Helping speed up ambulance response times

Urgent Care Assistant Hannah craig with one of the new non-urgent ambulances now in service based at Sleaford. EMN-181112-145819001
Urgent Care Assistant Hannah craig with one of the new non-urgent ambulances now in service based at Sleaford. EMN-181112-145819001

A new fleet of ambulances responding to less life-threatening calls across the county is freeing up blue-light crews to answer 999 calls quicker.

According to East Midlands Ambulance service, its new Urgent Care Transport Service, which went live on April 3, is designed to reduce delays for patients, and reduce the pressure faced by emergency staff leading to faster response times.

Thanks to increased funding, the service has recruited 100 Urgent Care Assistants (UCA’s), with 25 of them based in Lincolnshire at Sleaford, Market Rasen and Grimsby, using vehicles which are not equipped with blue lights to cut through traffic.

The service aims to provide transport to patients requiring urgent admissions to hospital, as determined by their GP or other healthcare professionals such as a community paramedic in a response care at the scene. They ferry patients requiring transport that do not need ongoing emergency treatment from a technician or paramedic, having been assessed at the scene. They will also transfer patients between hospitals that would normally have unnecessarily used a ‘blue-light’ ambulance.

The UCA’s have not been trained to drive on blue-lights. The crews had been using hired vehicles but now have purposely equipped ones in place.

Since the implementation, response times have improved. Lincolnshire has seen 2,599 transfers to hospital, freeing up the same number of frontline ambulance trips to attend life threatening calls, explains ambulance operations manager Paul Litherland.

In March, the average waiting time for an urgent transfer was 10 hours 43 minutes. Since the Urgent Care teams have been in place the average wait in April reduced significantly to 4 hours 30 minutes and reduced further to four hours 10 minutes in October.

Mr Litherland said originally the UCAs were expected to cover at least four calls a day, but they have been averaging five to seven jobs a day. In only around two per cent of cases the crews have then called a paramedic assistant if a patient has deteriorated, thanks to accurate assessment prior to transit.

He said: “It is a really positive step forward for the Trust and it is having an impact on the categories of call with improved 999 response times by five minutes in Lincolnshire, which is a huge improvement.

He added: “This makes perfect sense because you don’t need paramedics on lower category calls.
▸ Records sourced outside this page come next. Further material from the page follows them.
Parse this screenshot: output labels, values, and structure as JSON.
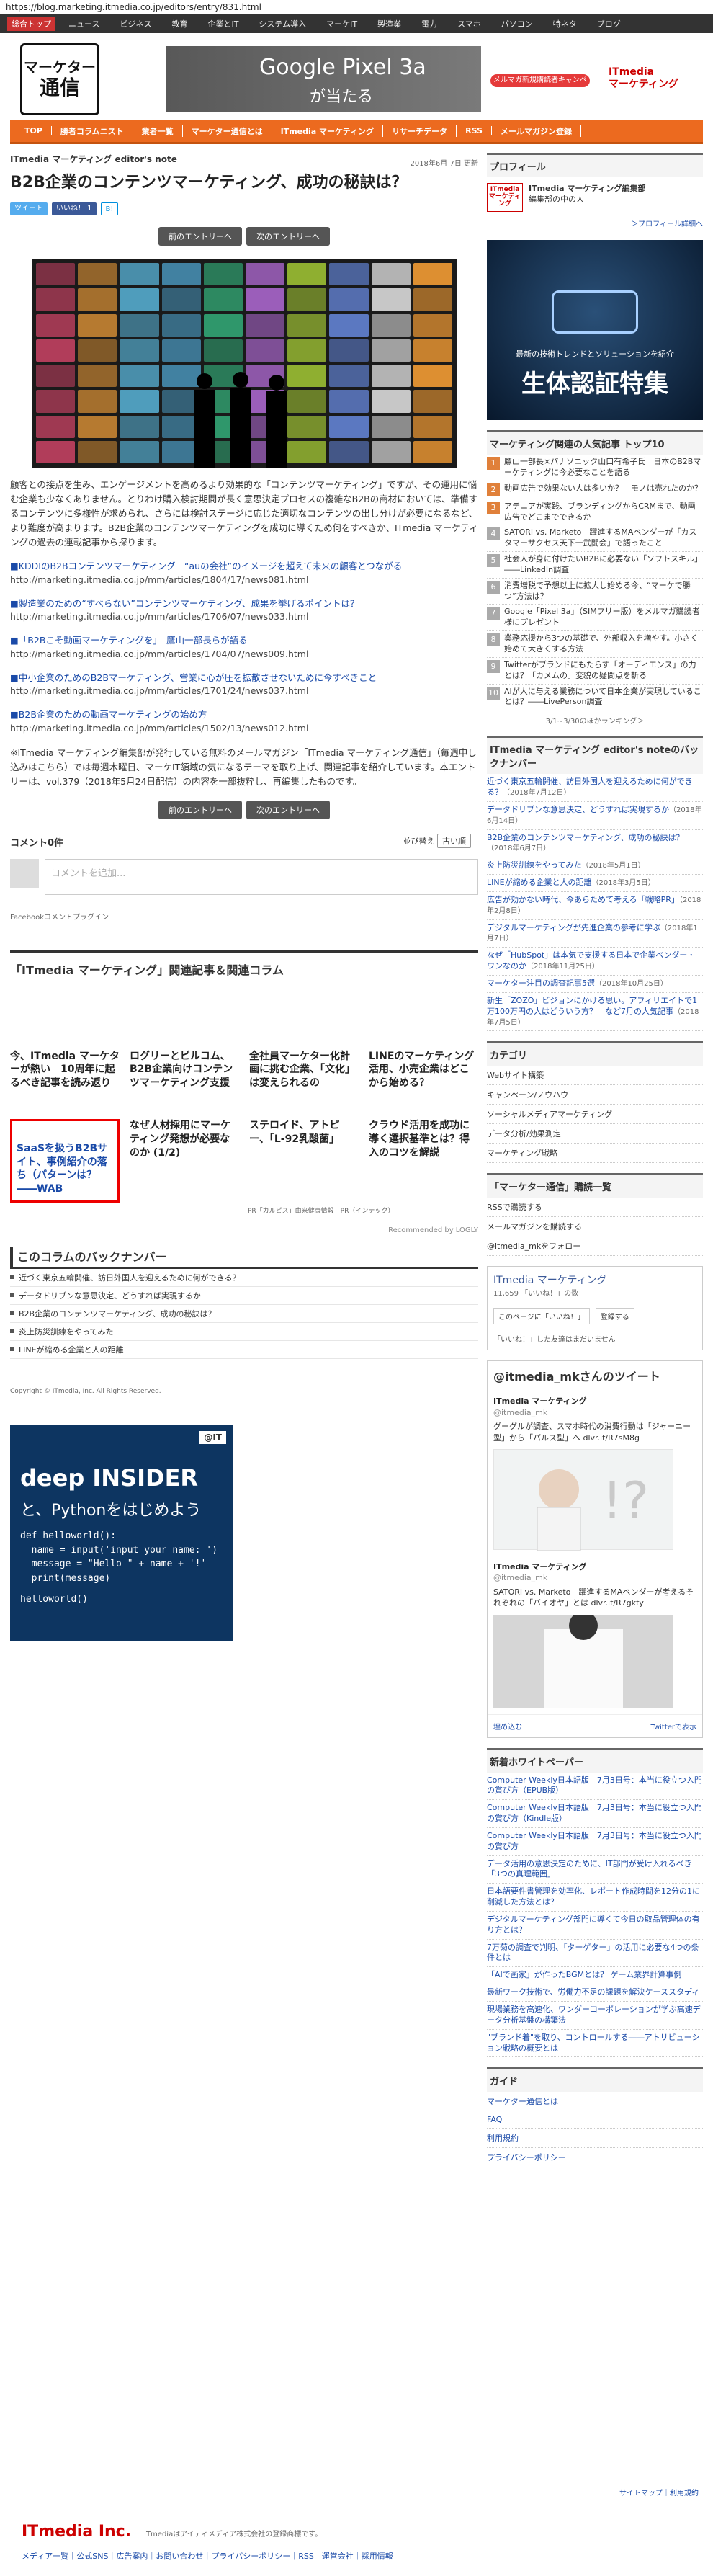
{
  "url": "https://blog.marketing.itmedia.co.jp/editors/entry/831.html",
  "topnav": [
    "総合トップ",
    "ニュース",
    "ビジネス",
    "教育",
    "企業とIT",
    "システム導入",
    "マーケIT",
    "製造業",
    "電力",
    "スマホ",
    "パソコン",
    "特ネタ",
    "ブログ"
  ],
  "logo": {
    "l1": "マーケター",
    "l2": "通信"
  },
  "banner": {
    "t1": "Google Pixel 3a",
    "t2": "が当たる",
    "cta": "メルマガ新規購読者キャンペーン",
    "brand1": "ITmedia",
    "brand2": "マーケティング"
  },
  "orangenav": [
    "TOP",
    "勝者コラムニスト",
    "業者一覧",
    "マーケター通信とは",
    "ITmedia マーケティング",
    "リサーチデータ",
    "RSS",
    "メールマガジン登録"
  ],
  "article": {
    "eyebrow": "ITmedia マーケティング editor's note",
    "date": "2018年6月 7日 更新",
    "title": "B2B企業のコンテンツマーケティング、成功の秘訣は？",
    "tweet": "ツイート",
    "like": "いいね！ 1",
    "hatena": "B!",
    "prev": "前のエントリーへ",
    "next": "次のエントリーへ",
    "para1": "顧客との接点を生み、エンゲージメントを高めるより効果的な「コンテンツマーケティング」ですが、その運用に悩む企業も少なくありません。とりわけ購入検討期間が長く意思決定プロセスの複雑なB2Bの商材においては、準備するコンテンツに多様性が求められ、さらには検討ステージに応じた適切なコンテンツの出し分けが必要になるなど、より難度が高まります。B2B企業のコンテンツマーケティングを成功に導くため何をすべきか、ITmedia マーケティングの過去の連載記事から探ります。",
    "links": [
      {
        "h": "■KDDIのB2Bコンテンツマーケティング　“auの会社”のイメージを超えて未来の顧客とつながる",
        "u": "http://marketing.itmedia.co.jp/mm/articles/1804/17/news081.html"
      },
      {
        "h": "■製造業のための“すべらない”コンテンツマーケティング、成果を挙げるポイントは？",
        "u": "http://marketing.itmedia.co.jp/mm/articles/1706/07/news033.html"
      },
      {
        "h": "■「B2Bこそ動画マーケティングを」　鷹山一部長らが語る",
        "u": "http://marketing.itmedia.co.jp/mm/articles/1704/07/news009.html"
      },
      {
        "h": "■中小企業のためのB2Bマーケティング、営業に心が圧を拡散させないために今すべきこと",
        "u": "http://marketing.itmedia.co.jp/mm/articles/1701/24/news037.html"
      },
      {
        "h": "■B2B企業のための動画マーケティングの始め方",
        "u": "http://marketing.itmedia.co.jp/mm/articles/1502/13/news012.html"
      }
    ],
    "para2": "※ITmedia マーケティング編集部が発行している無料のメールマガジン「ITmedia マーケティング通信」（毎週申し込みはこちら）では毎週木曜日、マーケIT領域の気になるテーマを取り上げ、関連記事を紹介しています。本エントリーは、vol.379（2018年5月24日配信）の内容を一部抜粋し、再編集したものです。"
  },
  "comments": {
    "title": "コメント0件",
    "sort_label": "並び替え",
    "sort_value": "古い順",
    "placeholder": "コメントを追加...",
    "plugin": "Facebookコメントプラグイン"
  },
  "related": {
    "title": "「ITmedia マーケティング」関連記事＆関連コラム",
    "row1": [
      "今、ITmedia マーケターが熱い　10周年に起るべき記事を読み返り",
      "ログリーとビルコム、B2B企業向けコンテンツマーケティング支援",
      "全社員マーケター化計画に挑む企業、「文化」は変えられるの",
      "LINEのマーケティング活用、小売企業はどこから始める？"
    ],
    "row2": [
      "SaaSを扱うB2Bサイト、事例紹介の落ち（パターンは？ ――WAB",
      "なぜ人材採用にマーケティング発想が必要なのか (1/2)",
      "ステロイド、アトピー、「L-92乳酸菌」",
      "クラウド活用を成功に導く選択基準とは？得入のコツを解説"
    ],
    "pr": "PR「カルピス」由来健康情報　PR（インテック）",
    "recommended": "Recommended by LOGLY"
  },
  "backnumber": {
    "title": "このコラムのバックナンバー",
    "items": [
      "近づく東京五輪開催、訪日外国人を迎えるために何ができる？",
      "データドリブンな意思決定、どうすれば実現するか",
      "B2B企業のコンテンツマーケティング、成功の秘訣は？",
      "炎上防災訓練をやってみた",
      "LINEが縮める企業と人の距離"
    ]
  },
  "copyright": "Copyright © ITmedia, Inc. All Rights Reserved.",
  "deep": {
    "ac": "@IT",
    "logo": "deep INSIDER",
    "sub": "と、Pythonをはじめよう",
    "code": [
      "def helloworld():",
      "  name = input('input your name: ')",
      "  message = \"Hello \" + name + '!'",
      "  print(message)",
      "",
      "helloworld()"
    ]
  },
  "side": {
    "profile_title": "プロフィール",
    "profile_logo": "ITmedia マーケティング",
    "profile_name": "ITmedia マーケティング編集部",
    "profile_desc": "編集部の中の人",
    "profile_more": "＞プロフィール詳細へ",
    "ad_line": "最新の技術トレンドとソリューションを紹介",
    "ad_big": "生体認証特集",
    "ranking_title": "マーケティング関連の人気記事 トップ10",
    "ranking": [
      "鷹山一部長×パナソニック山口有希子氏　日本のB2Bマーケティングに今必要なことを語る",
      "動画広告で効果ない人は多いか？　モノは売れたのか？",
      "アテニアが実践、ブランディングからCRMまで、動画広告でどこまでできるか",
      "SATORI vs. Marketo　躍進するMAベンダーが「カスタマーサクセス天下一武闘会」で語ったこと",
      "社会人が身に付けたいB2Bに必要ない「ソフトスキル」――LinkedIn調査",
      "消費増税で予想以上に拡大し始める今、“マーケで勝つ”方法は？",
      "Google「Pixel 3a」（SIMフリー版）をメルマガ購読者様にプレゼント",
      "業務応援から3つの基礎で、外部収入を増やす。小さく始めて大きくする方法",
      "Twitterがブランドにもたらす「オーディエンス」の力とは？「カメムの」変貌の疑問点を斬る",
      "AIが人に与える業務について日本企業が実現していることは？――LivePerson調査"
    ],
    "ranking_foot": "3/1~3/30のほかランキング＞",
    "entries_title": "ITmedia マーケティング editor's noteのバックナンバー",
    "entries": [
      [
        "近づく東京五輪開催、訪日外国人を迎えるために何ができる？",
        "（2018年7月12日）"
      ],
      [
        "データドリブンな意思決定、どうすれば実現するか",
        "（2018年6月14日）"
      ],
      [
        "B2B企業のコンテンツマーケティング、成功の秘訣は？",
        "（2018年6月7日）"
      ],
      [
        "炎上防災訓練をやってみた",
        "（2018年5月1日）"
      ],
      [
        "LINEが縮める企業と人の距離",
        "（2018年3月5日）"
      ],
      [
        "広告が効かない時代、今あらためて考える「戦略PR」",
        "（2018年2月8日）"
      ],
      [
        "デジタルマーケティングが先進企業の参考に学ぶ",
        "（2018年1月7日）"
      ],
      [
        "なぜ「HubSpot」は本気で支援する日本で企業ベンダー・ワンなのか",
        "（2018年11月25日）"
      ],
      [
        "マーケター注目の調査記事5選",
        "（2018年10月25日）"
      ],
      [
        "新生「ZOZO」ビジョンにかける思い。アフィリエイトで1万100万円の人はどういう方？　など7月の人気記事",
        "（2018年7月5日）"
      ]
    ],
    "cat_title": "カテゴリ",
    "cats": [
      "Webサイト構築",
      "キャンペーン/ノウハウ",
      "ソーシャルメディアマーケティング",
      "データ分析/効果測定",
      "マーケティング戦略"
    ],
    "mag_title": "「マーケター通信」購読一覧",
    "mag": [
      "RSSで購読する",
      "メールマガジンを購読する",
      "@itmedia_mkをフォロー"
    ],
    "fb_name": "ITmedia マーケティング",
    "fb_likes": "11,659 「いいね！」の数",
    "fb_like_btn": "このページに「いいね！」",
    "fb_sub_btn": "登録する",
    "fb_foot": "「いいね！」した友達はまだいません",
    "tw_title": "@itmedia_mkさんのツイート",
    "tw_name": "ITmedia マーケティング",
    "tw_handle": "@itmedia_mk",
    "tw_text1": "グーグルが調査、スマホ時代の消費行動は「ジャーニー型」から「パルス型」へ dlvr.it/R7sM8g",
    "tw_text2": "SATORI vs. Marketo　躍進するMAベンダーが考えるそれぞれの「バイオヤ」とは dlvr.it/R7gkty",
    "tw_embed": "埋め込む",
    "tw_view": "Twitterで表示",
    "wp_title": "新着ホワイトペーパー",
    "wp": [
      "Computer Weekly日本語版　7月3日号：本当に役立つ入門の賞び方（EPUB版）",
      "Computer Weekly日本語版　7月3日号：本当に役立つ入門の賞び方（Kindle版）",
      "Computer Weekly日本語版　7月3日号：本当に役立つ入門の賞び方",
      "データ活用の意思決定のために、IT部門が受け入れるべき「3つの真理範囲」",
      "日本語要件書管理を効率化、レポート作成時間を12分の1に削減した方法とは？",
      "デジタルマーケティング部門に導くて今日の取品管理体の有り方とは？",
      "7万菊の調査で判明、「ターゲター」の活用に必要な4つの条件とは",
      "「AIで画家」が作ったBGMとは？ ゲーム業界計算事例",
      "最新ワーク技術で、労働力不足の課題を解決ケーススタディ",
      "現場業務を高速化、ワンダーコーポレーションが学ぶ高速データ分析基盤の構築法",
      "\"ブランド着\"を取り、コントロールする――アトリビューション戦略の概要とは"
    ],
    "guide_title": "ガイド",
    "guide": [
      "マーケター通信とは",
      "FAQ",
      "利用規約",
      "プライバシーポリシー"
    ]
  },
  "footer": {
    "sitemap": "サイトマップ｜利用規約",
    "logo": "ITmedia Inc.",
    "desc": "ITmediaはアイティメディア株式会社の登録商標です。",
    "links": "メディア一覧｜公式SNS｜広告案内｜お問い合わせ｜プライバシーポリシー｜RSS｜運営会社｜採用情報"
  }
}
We are getting UCAs progressing through the service and going on to be technicians and paramedics of the future.”

UCA Hannah Craig has been based at Sleaford since May after six weeks of training with administering things like oxygen, previously working as a nursery nurse as well as being a St John Ambulance volunteer.

She said it was really making a difference: “We get called to a lot of elderly patients with infections, hip problems and dehydration.”

Neil White, Transformational Delivery Manager said: “Our new Urgent Care Transport Service colleagues are an important, integral part of our accident and emergency service.

“We have already seen a positive benefit for patients with the average wait for admission reducing by half. The service has been embedded as part of our operating model and the addition of further Urgent Care Assistants means we can reach more patients allowing our frontline A&E crews to focus on our response to immediately life threatening 999 calls.”